[Aim of the task]: Go through the entries and copy every line that has the string "symbols" in it.

--- Given records Enclosed Below ---

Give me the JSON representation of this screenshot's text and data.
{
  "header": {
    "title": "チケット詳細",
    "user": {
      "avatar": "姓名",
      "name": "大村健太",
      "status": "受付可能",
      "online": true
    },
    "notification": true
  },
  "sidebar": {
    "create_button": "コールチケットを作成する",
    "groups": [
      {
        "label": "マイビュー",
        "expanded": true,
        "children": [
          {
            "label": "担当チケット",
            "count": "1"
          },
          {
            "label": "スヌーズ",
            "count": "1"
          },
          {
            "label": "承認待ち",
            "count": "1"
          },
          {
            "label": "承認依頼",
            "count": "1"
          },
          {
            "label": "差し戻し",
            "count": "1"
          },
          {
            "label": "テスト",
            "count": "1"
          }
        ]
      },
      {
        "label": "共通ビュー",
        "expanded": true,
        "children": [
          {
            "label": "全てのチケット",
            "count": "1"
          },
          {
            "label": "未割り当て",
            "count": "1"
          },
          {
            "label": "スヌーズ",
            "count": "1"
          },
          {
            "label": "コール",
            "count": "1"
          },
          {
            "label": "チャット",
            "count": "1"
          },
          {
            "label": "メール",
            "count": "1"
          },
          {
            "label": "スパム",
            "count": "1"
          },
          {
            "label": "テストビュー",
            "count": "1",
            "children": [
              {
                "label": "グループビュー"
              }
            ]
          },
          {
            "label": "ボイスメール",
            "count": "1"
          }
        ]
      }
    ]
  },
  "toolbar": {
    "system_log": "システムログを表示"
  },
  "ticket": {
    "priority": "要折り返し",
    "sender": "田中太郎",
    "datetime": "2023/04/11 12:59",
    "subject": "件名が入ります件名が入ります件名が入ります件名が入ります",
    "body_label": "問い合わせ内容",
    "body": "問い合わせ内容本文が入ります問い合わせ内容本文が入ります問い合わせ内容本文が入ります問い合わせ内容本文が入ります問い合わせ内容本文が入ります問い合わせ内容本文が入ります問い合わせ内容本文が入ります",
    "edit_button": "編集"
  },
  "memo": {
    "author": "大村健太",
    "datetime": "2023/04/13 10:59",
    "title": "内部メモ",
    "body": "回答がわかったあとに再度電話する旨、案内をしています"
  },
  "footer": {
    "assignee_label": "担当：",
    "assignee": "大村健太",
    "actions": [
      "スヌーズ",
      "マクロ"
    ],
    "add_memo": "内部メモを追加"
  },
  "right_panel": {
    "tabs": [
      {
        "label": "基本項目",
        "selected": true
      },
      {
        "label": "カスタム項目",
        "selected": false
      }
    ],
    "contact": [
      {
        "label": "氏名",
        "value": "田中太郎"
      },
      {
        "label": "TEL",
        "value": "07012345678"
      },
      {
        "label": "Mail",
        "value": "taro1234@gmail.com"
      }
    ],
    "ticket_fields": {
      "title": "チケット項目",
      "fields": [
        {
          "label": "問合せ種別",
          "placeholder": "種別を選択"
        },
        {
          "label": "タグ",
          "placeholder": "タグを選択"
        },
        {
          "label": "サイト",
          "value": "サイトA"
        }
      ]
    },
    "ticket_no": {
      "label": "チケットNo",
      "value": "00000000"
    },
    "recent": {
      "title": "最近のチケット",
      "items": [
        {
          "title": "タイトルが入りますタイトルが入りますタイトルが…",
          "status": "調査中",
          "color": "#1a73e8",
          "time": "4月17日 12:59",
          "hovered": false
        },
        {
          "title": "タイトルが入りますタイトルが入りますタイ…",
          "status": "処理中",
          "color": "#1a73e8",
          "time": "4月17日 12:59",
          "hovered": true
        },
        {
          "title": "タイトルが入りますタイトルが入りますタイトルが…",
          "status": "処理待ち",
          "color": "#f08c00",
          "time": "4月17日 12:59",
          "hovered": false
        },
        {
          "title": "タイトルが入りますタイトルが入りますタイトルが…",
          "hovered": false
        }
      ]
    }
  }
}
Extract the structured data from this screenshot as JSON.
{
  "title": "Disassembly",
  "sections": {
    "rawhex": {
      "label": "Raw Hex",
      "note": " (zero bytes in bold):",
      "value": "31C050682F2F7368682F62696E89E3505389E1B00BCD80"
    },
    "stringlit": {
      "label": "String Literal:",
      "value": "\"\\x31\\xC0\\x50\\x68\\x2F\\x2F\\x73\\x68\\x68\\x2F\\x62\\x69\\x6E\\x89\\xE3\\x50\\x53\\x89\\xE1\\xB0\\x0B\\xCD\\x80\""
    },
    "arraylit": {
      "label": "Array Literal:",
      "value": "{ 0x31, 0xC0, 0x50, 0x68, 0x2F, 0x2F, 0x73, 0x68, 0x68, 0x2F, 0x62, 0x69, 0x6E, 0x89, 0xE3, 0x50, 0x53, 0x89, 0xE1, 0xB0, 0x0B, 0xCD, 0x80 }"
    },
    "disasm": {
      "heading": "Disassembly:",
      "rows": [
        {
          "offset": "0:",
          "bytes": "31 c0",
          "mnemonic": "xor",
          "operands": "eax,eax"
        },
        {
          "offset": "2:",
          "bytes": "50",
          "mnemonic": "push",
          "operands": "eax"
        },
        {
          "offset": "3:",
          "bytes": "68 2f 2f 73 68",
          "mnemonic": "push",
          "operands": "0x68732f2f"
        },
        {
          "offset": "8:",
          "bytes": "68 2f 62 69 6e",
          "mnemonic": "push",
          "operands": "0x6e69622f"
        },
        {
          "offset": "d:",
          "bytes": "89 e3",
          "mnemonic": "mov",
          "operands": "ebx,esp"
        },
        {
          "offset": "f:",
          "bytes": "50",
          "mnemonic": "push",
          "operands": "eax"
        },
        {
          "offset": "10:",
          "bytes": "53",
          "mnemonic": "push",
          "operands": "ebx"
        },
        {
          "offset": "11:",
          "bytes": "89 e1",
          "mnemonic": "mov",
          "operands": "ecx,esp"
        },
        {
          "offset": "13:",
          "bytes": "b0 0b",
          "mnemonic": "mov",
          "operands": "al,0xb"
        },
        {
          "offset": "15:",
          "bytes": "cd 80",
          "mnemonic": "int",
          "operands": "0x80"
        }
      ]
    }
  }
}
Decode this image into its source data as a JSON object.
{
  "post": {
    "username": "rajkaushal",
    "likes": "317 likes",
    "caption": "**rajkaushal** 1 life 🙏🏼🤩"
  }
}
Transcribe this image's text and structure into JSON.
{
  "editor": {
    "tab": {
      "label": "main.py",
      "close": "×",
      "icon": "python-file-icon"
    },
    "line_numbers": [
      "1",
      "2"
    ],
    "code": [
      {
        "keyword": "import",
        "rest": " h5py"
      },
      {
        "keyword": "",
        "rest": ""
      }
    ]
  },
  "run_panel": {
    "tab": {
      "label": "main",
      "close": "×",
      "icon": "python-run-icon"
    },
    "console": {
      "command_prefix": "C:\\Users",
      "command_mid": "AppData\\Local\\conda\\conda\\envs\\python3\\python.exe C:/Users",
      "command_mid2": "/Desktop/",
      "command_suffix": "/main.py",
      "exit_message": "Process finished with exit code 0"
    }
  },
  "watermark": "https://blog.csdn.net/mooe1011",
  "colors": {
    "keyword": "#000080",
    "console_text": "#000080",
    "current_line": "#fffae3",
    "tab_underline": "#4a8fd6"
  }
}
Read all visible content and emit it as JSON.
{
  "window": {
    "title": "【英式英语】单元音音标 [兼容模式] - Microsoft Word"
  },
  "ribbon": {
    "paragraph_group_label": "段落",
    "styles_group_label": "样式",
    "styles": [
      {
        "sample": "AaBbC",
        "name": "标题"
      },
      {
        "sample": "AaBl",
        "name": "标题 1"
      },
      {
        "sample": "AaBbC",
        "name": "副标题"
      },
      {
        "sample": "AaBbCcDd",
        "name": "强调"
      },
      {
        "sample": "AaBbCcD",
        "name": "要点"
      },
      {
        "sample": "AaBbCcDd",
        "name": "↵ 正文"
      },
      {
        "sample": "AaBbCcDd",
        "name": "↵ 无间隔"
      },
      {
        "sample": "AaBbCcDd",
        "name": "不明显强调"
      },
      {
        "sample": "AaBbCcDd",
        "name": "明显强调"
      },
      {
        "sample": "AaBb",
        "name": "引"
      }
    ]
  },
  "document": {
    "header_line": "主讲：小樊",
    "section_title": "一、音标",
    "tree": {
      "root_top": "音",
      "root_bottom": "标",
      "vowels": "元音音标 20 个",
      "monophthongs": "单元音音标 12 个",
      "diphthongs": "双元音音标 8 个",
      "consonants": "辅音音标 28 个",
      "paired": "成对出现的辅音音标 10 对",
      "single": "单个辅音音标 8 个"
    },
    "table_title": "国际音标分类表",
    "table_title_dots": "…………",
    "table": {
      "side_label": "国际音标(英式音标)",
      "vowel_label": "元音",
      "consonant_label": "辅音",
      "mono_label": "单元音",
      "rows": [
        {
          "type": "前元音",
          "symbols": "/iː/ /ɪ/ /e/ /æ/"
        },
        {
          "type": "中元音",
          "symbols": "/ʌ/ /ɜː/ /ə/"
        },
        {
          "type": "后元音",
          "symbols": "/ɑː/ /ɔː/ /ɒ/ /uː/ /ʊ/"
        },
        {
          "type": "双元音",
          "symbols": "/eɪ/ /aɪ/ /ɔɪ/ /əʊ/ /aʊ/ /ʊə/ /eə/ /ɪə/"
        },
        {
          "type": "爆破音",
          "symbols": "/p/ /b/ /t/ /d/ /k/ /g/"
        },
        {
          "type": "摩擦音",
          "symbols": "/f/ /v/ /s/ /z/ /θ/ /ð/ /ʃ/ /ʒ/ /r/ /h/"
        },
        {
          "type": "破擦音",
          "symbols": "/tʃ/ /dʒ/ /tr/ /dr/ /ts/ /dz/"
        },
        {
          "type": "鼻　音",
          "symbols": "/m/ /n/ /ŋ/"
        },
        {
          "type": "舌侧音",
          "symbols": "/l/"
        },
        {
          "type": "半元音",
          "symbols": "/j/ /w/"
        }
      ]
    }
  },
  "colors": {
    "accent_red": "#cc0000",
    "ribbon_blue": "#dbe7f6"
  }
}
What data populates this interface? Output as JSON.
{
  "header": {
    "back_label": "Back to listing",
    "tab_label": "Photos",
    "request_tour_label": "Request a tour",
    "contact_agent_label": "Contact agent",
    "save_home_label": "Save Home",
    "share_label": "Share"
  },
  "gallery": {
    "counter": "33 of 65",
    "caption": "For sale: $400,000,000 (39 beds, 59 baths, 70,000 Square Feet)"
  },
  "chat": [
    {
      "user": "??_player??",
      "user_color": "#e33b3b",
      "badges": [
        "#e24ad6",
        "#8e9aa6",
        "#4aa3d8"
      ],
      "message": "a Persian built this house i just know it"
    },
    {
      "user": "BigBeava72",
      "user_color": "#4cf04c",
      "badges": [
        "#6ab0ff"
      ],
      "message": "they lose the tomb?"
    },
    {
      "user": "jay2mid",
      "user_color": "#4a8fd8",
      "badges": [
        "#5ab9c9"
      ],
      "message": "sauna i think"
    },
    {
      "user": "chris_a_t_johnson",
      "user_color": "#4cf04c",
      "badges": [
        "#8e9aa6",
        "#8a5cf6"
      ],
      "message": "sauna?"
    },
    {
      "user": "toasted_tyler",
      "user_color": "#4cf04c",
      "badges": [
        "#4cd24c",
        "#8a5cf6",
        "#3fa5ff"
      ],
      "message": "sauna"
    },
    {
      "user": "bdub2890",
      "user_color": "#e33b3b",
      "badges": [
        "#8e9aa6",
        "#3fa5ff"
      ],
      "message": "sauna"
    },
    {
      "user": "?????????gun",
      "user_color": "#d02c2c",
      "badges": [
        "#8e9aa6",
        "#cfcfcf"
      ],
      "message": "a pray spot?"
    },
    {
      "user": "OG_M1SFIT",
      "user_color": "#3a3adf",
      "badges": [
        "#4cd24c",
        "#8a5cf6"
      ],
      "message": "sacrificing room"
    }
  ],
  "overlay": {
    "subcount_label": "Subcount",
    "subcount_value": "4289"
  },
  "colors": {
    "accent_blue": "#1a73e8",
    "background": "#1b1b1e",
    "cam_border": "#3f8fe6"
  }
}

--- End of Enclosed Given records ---

[The answer]:
          "symbols": "/iː/ /ɪ/ /e/ /æ/"
          "symbols": "/ʌ/ /ɜː/ /ə/"
          "symbols": "/ɑː/ /ɔː/ /ɒ/ /uː/ /ʊ/"
          "symbols": "/eɪ/ /aɪ/ /ɔɪ/ /əʊ/ /aʊ/ /ʊə/ /eə/ /ɪə/"
          "symbols": "/p/ /b/ /t/ /d/ /k/ /g/"
          "symbols": "/f/ /v/ /s/ /z/ /θ/ /ð/ /ʃ/ /ʒ/ /r/ /h/"
          "symbols": "/tʃ/ /dʒ/ /tr/ /dr/ /ts/ /dz/"
          "symbols": "/m/ /n/ /ŋ/"
          "symbols": "/l/"
          "symbols": "/j/ /w/"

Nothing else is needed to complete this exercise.